───── Task material ─────

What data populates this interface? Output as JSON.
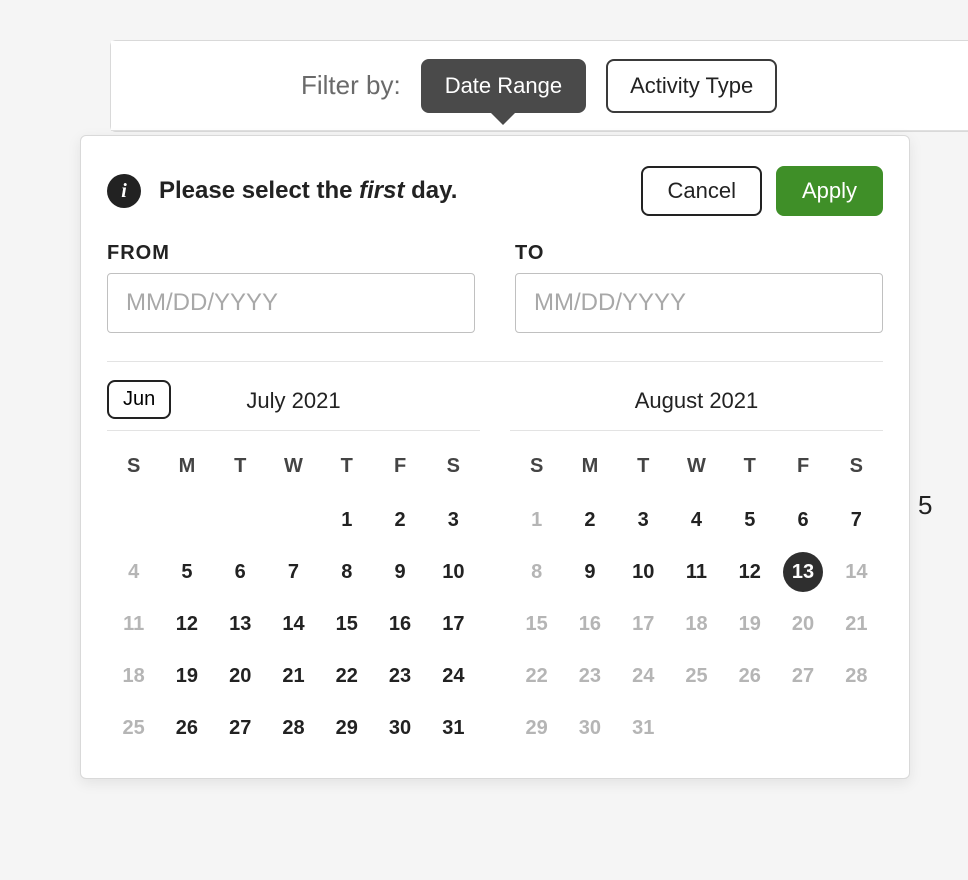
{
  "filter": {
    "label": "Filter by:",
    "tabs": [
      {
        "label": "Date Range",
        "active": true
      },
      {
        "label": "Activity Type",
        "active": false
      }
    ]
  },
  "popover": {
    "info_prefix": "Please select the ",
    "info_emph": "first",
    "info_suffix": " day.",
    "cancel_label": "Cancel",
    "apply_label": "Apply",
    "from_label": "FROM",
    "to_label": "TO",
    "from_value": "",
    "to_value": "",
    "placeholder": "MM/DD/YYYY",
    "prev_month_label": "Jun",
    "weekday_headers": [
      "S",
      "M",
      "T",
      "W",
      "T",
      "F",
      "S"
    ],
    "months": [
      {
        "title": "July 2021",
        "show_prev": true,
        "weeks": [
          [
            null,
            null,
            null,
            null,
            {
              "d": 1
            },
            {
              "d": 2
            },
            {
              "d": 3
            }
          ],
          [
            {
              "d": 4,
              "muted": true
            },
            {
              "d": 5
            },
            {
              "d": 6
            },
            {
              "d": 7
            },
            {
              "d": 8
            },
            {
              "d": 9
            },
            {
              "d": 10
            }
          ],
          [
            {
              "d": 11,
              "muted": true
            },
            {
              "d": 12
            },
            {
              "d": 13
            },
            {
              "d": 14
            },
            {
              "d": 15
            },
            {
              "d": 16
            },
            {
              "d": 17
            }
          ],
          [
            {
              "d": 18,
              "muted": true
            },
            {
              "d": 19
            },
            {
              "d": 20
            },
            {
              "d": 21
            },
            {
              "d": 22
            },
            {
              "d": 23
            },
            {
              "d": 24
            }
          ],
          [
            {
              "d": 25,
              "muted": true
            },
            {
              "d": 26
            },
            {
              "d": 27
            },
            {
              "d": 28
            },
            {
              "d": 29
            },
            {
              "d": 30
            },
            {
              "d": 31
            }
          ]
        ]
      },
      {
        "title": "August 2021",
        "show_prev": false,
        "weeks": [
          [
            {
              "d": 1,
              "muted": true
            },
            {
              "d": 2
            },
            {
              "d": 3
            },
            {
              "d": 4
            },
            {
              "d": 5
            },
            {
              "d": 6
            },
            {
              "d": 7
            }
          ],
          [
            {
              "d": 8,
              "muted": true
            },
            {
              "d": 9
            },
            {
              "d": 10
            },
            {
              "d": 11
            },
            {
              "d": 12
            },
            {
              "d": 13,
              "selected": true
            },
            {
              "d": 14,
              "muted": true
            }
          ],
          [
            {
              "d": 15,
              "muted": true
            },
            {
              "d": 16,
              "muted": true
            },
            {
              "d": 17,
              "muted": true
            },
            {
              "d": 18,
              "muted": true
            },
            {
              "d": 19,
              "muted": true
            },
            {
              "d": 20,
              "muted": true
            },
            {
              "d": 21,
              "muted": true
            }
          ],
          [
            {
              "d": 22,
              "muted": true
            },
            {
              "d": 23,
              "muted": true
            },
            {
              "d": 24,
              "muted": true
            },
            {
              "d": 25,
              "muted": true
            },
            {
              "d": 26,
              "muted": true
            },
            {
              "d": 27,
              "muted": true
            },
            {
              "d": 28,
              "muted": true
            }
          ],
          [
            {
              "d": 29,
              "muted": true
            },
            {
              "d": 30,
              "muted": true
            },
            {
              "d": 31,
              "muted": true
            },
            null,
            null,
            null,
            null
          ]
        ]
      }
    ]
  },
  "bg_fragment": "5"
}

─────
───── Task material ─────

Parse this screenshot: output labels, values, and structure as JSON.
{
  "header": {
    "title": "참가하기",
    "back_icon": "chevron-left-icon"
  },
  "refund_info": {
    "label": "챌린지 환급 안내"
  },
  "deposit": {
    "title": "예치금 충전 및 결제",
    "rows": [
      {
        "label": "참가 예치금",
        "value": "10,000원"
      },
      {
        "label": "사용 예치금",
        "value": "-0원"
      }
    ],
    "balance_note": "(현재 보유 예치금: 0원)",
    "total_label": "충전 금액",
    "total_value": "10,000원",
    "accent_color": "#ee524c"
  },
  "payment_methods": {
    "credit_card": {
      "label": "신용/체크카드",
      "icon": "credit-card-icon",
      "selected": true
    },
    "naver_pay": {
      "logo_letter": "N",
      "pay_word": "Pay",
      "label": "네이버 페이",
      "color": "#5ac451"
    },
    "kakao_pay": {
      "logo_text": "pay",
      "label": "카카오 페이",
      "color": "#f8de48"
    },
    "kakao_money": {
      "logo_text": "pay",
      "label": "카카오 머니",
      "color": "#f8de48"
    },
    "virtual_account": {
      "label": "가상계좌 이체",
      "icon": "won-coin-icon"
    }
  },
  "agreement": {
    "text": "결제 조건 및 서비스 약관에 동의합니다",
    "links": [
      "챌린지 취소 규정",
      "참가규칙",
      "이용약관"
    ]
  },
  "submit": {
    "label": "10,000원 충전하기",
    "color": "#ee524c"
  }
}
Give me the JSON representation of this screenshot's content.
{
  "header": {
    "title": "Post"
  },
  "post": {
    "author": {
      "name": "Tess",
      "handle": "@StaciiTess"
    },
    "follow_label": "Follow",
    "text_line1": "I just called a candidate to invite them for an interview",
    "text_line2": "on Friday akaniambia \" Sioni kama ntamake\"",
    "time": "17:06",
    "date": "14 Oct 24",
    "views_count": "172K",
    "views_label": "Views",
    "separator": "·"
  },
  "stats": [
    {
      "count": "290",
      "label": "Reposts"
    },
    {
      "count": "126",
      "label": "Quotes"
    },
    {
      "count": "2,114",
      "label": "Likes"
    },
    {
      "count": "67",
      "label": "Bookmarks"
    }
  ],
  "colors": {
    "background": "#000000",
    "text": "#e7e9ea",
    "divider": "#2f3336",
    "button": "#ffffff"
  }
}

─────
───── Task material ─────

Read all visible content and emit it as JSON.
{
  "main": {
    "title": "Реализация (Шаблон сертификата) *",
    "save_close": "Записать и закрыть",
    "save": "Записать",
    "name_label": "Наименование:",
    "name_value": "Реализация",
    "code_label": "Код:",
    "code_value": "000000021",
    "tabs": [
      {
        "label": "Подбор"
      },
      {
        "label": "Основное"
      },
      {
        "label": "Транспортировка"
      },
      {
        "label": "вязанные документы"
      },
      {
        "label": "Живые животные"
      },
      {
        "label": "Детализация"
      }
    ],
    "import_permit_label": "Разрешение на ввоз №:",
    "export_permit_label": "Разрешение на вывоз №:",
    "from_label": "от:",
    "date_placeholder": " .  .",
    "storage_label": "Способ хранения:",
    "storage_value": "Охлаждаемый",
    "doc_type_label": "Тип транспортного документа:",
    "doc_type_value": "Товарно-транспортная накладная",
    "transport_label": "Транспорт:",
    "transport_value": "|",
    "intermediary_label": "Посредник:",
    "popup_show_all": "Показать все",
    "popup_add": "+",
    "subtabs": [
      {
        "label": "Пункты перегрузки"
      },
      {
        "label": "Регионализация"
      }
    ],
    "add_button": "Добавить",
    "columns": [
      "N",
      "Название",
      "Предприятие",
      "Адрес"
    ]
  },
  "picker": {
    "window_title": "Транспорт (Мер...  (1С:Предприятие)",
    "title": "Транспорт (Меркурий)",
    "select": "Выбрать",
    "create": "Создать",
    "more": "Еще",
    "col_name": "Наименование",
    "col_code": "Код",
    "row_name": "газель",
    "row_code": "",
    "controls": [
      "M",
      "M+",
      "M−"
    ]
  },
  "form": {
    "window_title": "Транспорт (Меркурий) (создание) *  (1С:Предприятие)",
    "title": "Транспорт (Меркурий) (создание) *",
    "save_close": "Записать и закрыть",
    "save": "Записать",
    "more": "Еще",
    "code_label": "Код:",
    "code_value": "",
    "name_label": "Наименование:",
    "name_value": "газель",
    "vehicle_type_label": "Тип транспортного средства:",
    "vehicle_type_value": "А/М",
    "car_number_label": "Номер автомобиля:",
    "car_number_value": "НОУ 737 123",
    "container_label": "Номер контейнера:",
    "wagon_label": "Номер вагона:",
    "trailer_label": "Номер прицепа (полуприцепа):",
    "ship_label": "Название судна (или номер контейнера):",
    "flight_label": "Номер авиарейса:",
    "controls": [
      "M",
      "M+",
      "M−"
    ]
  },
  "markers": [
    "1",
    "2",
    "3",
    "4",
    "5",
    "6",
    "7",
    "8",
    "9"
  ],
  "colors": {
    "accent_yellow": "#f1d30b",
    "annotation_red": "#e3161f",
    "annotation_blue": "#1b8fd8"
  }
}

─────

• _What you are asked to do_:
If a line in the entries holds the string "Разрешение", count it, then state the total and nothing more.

• _Task answer_:
2